Food allergies are an increasing demand on the NHS and should be a priority for food businesses staff and management. Knowledge acquisition and refreshers about allergies, reactions and cross contamination eradication are essential for people working with food..
Since the 2014 introduction of relevant legislation, a food business which sells loose food must provide information about fourteen allergens (see below) when they’re used as an ingredient in food sold or supplied to the public. Any prepacked food’s ingredients list must have the allergen or allergens highlighted for optimum visibility.
Food allergies sufferers must be advised if any of the following are present: (F.S.A.)
- Cereals containing gluten. Wheat (such as spelt and khorasan wheat), rye, barley and oats.
- e.g.Prawns, crabs, lobster, crayfish.
- e.g. Mussels, whelks, oysters, snails and squid.
- Nuts. Specifically, almonds, cashews, Brazil nuts, hazelnuts, walnuts, pecan nuts, pistachio nuts, macadamia (or Queensland) nuts.
- Milk, including lactose.
- Celery, including celeriac.
- Sulphur dioxide/sulphites, at a level above 10mg/kg or 10mg/L in the finished product. This can be used as a preservative in dried fruit
- Includes lupin seeds and flour which can be found in breads, pastries and pasta.
Food allergies sufferers’ response to an allergen:
- The body’s immune system defends the consumer against proteins it perceives to be a threat.
- After a release of chemical antibodies, milder reactions can include itching, rashes, facial swellings and vomiting.
- Anaphylactic shock causes breathlessness and a lack of focus or consciousness.
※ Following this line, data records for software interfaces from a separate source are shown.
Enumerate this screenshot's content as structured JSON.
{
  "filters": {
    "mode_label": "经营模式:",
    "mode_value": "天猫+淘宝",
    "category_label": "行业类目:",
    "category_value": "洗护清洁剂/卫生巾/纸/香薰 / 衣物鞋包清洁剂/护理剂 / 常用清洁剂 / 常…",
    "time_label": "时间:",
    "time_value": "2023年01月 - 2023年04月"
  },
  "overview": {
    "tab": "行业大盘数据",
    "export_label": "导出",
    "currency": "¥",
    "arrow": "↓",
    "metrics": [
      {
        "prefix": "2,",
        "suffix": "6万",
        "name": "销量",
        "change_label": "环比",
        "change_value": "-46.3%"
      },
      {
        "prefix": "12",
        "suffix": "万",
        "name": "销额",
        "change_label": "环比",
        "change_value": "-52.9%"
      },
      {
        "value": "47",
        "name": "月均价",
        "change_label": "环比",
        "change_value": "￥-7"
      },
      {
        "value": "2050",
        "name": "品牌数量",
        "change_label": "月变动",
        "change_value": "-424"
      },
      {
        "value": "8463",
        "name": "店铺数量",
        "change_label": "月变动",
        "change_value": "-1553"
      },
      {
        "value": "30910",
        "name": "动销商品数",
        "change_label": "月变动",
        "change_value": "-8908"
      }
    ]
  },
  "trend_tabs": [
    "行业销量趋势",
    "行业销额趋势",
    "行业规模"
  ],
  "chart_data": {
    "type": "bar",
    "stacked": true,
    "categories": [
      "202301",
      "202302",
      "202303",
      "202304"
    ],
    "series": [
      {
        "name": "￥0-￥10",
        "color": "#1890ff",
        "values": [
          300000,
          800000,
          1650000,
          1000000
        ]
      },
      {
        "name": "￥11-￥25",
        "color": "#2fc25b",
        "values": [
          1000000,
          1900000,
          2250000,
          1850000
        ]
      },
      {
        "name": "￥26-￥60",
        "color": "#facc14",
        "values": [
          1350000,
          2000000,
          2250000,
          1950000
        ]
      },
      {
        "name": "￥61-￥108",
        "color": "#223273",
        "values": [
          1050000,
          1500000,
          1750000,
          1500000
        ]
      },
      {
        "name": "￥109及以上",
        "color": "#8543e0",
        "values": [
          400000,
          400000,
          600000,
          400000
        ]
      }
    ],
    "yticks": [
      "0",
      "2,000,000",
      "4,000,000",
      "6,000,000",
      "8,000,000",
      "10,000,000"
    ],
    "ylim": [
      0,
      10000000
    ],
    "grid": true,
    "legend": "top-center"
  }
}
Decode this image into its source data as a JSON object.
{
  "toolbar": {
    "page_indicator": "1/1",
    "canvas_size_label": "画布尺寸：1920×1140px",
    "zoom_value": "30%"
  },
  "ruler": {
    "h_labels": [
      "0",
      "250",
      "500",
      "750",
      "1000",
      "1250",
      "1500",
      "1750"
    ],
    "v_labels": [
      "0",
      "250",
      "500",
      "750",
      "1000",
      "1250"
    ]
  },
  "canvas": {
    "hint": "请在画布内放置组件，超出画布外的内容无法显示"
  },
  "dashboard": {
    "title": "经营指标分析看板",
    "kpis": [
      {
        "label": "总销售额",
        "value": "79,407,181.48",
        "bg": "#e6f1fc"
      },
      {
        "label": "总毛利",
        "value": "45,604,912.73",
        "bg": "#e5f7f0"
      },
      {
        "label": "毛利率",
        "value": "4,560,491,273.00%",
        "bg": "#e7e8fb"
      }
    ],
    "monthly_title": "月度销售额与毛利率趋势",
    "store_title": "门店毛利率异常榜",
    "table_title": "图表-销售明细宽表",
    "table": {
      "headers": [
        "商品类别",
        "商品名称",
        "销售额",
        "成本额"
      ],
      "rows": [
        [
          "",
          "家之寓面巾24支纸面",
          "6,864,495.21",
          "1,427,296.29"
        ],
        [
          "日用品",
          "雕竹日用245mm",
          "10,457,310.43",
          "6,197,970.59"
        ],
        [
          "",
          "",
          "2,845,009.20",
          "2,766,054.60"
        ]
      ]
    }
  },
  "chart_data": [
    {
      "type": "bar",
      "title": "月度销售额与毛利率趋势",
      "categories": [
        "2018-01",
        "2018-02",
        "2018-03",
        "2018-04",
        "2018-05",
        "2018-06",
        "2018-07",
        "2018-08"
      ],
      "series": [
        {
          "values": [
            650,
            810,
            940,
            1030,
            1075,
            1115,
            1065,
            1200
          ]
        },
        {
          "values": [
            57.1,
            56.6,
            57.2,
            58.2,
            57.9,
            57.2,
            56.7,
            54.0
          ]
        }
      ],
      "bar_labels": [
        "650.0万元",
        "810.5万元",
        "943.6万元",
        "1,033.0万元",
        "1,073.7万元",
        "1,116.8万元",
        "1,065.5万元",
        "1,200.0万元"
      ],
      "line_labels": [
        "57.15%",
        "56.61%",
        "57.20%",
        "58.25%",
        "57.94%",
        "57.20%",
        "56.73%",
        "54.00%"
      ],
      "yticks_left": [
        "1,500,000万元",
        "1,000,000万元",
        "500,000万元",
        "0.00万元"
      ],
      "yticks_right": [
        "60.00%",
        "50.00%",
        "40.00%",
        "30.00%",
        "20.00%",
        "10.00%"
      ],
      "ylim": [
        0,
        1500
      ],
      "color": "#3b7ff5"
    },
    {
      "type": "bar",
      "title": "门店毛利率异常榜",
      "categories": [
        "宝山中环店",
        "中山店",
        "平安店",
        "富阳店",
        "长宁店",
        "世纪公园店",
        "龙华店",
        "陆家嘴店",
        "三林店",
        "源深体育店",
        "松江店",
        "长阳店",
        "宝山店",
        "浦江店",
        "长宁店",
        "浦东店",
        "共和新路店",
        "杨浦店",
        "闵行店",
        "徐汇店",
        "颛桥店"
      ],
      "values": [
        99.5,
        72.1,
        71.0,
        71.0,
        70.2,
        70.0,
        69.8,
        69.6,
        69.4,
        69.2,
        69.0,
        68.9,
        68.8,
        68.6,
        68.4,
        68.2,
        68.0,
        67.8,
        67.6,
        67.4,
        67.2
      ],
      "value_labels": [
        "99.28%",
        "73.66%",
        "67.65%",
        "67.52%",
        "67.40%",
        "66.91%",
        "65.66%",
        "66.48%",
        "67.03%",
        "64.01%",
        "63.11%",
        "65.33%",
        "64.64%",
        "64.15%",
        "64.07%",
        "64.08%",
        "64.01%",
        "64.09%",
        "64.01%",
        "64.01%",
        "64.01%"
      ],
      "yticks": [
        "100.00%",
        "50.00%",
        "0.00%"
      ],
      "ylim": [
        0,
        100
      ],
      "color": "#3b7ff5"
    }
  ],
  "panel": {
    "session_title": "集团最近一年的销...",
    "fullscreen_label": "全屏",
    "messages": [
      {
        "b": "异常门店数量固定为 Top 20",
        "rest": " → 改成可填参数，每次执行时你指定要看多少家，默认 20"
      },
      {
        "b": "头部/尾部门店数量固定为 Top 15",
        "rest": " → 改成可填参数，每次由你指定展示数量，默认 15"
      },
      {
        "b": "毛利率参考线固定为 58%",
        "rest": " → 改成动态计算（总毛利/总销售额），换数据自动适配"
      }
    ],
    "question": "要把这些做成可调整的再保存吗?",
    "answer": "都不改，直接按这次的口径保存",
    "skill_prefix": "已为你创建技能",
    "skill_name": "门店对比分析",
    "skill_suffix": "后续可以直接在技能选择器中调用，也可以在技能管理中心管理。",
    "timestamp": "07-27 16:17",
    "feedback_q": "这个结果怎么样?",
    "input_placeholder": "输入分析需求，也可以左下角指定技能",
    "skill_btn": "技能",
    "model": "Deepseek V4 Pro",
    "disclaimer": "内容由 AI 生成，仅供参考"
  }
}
It may lead to death.
- An antihistamine provides allergy response relief.
- A food intolerance is unpleasant, but it is not life threatening.
The ramifications of not using or adhering to a food safety management system and recognising the signs of food allergies in consumers are serious and distressing but risks can be significantly reduced by taking food safety courses and allergens awareness training through industry specialists like Food Alert.
In classroom, on the business premises, and online courses take a short time, cost much less than a food safety incident and could make the difference between a consumer eschewing a dish or ordering it, mistakenly believing that it does not include allergens.
The Food Allergens Awareness course from Food Alert takes half a day and will serve you for years.
The course overview:
- Introduction of allergens.
- Identify allergies and their causes.
- What is food allergy?
- Symptoms of allergic reactions.
- Foods that can cause allergic reactions.
- Food labelling and the Food Information Regulations 2014.
- Implementation of practical solutions to ensure compliance.
- Identifying cross contamination warnings.
- Withdrawing affected food from sale.
- Notifying customers of regulated allergens.
- Actions to take in case of allergic reaction.
Your customers assume that you and your employees have a duty of care and will not allow any form of cross contamination which places them at risk, this is true of every consumer, not only food allergies sufferers. Education is a key tool for food safety, please don’t allow it to fall behind.